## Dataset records
- - - - - - -

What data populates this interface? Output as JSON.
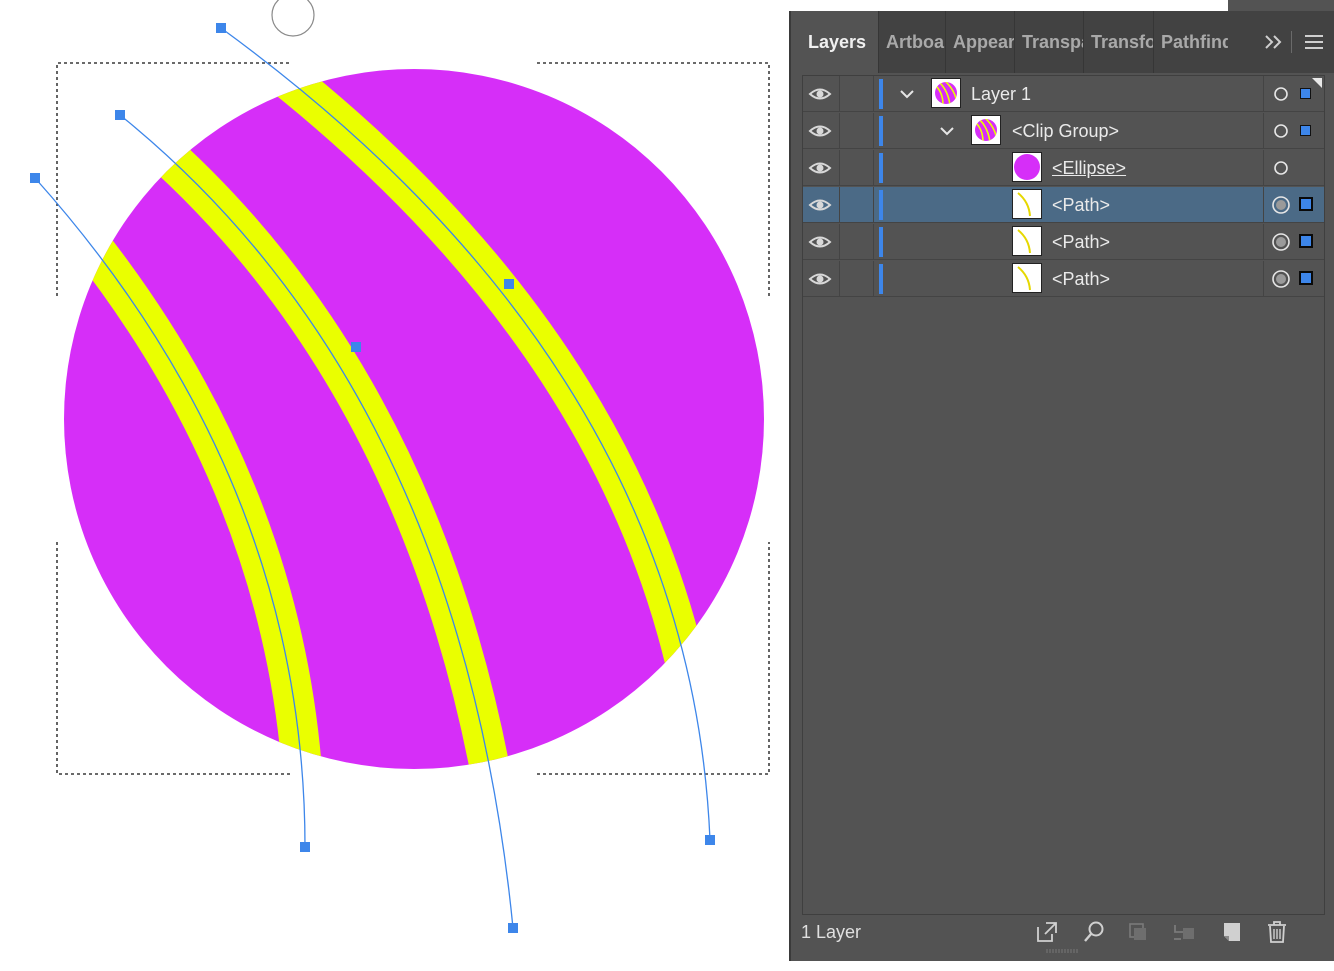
{
  "app": {
    "panel_tabs": [
      {
        "label": "Layers"
      },
      {
        "label": "Artboards"
      },
      {
        "label": "Appearance"
      },
      {
        "label": "Transparency"
      },
      {
        "label": "Transform"
      },
      {
        "label": "Pathfinder"
      }
    ],
    "tab_icons": [
      "expand-panels-icon",
      "panel-menu-icon"
    ]
  },
  "layers_panel": {
    "rows": [
      {
        "name": "Layer 1",
        "thumb": "layer-thumb",
        "expanded": true,
        "selected": false,
        "underline": false,
        "selection_indicator": "small"
      },
      {
        "name": "<Clip Group>",
        "thumb": "layer-thumb",
        "expanded": true,
        "selected": false,
        "underline": false,
        "selection_indicator": "small"
      },
      {
        "name": "<Ellipse>",
        "thumb": "ellipse-thumb",
        "expanded": false,
        "selected": false,
        "underline": true,
        "selection_indicator": "none"
      },
      {
        "name": "<Path>",
        "thumb": "path-thumb",
        "expanded": false,
        "selected": true,
        "underline": false,
        "selection_indicator": "large"
      },
      {
        "name": "<Path>",
        "thumb": "path-thumb",
        "expanded": false,
        "selected": false,
        "underline": false,
        "selection_indicator": "large"
      },
      {
        "name": "<Path>",
        "thumb": "path-thumb",
        "expanded": false,
        "selected": false,
        "underline": false,
        "selection_indicator": "large"
      }
    ],
    "footer": {
      "count_label": "1 Layer",
      "icons": [
        "export-icon",
        "search-icon",
        "clipping-mask-icon",
        "sublayer-icon",
        "new-layer-icon",
        "trash-icon"
      ]
    }
  },
  "colors": {
    "ellipse_fill": "#d62ef8",
    "stripe_fill": "#eaff00",
    "selection_blue": "#3d86ea",
    "panel_bg": "#535353",
    "selected_row": "#4b6a86"
  }
}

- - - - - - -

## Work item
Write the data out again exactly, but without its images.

## Exercise output
What data populates this interface? Output as JSON.
{
  "app": {
    "panel_tabs": [
      {
        "label": "Layers"
      },
      {
        "label": "Artboards"
      },
      {
        "label": "Appearance"
      },
      {
        "label": "Transparency"
      },
      {
        "label": "Transform"
      },
      {
        "label": "Pathfinder"
      }
    ],
    "tab_icons": [
      "expand-panels-icon",
      "panel-menu-icon"
    ]
  },
  "layers_panel": {
    "rows": [
      {
        "name": "Layer 1",
        "thumb": "layer-thumb",
        "expanded": true,
        "selected": false,
        "underline": false,
        "selection_indicator": "small"
      },
      {
        "name": "<Clip Group>",
        "thumb": "layer-thumb",
        "expanded": true,
        "selected": false,
        "underline": false,
        "selection_indicator": "small"
      },
      {
        "name": "<Ellipse>",
        "thumb": "ellipse-thumb",
        "expanded": false,
        "selected": false,
        "underline": true,
        "selection_indicator": "none"
      },
      {
        "name": "<Path>",
        "thumb": "path-thumb",
        "expanded": false,
        "selected": true,
        "underline": false,
        "selection_indicator": "large"
      },
      {
        "name": "<Path>",
        "thumb": "path-thumb",
        "expanded": false,
        "selected": false,
        "underline": false,
        "selection_indicator": "large"
      },
      {
        "name": "<Path>",
        "thumb": "path-thumb",
        "expanded": false,
        "selected": false,
        "underline": false,
        "selection_indicator": "large"
      }
    ],
    "footer": {
      "count_label": "1 Layer",
      "icons": [
        "export-icon",
        "search-icon",
        "clipping-mask-icon",
        "sublayer-icon",
        "new-layer-icon",
        "trash-icon"
      ]
    }
  },
  "colors": {
    "ellipse_fill": "#d62ef8",
    "stripe_fill": "#eaff00",
    "selection_blue": "#3d86ea",
    "panel_bg": "#535353",
    "selected_row": "#4b6a86"
  }
}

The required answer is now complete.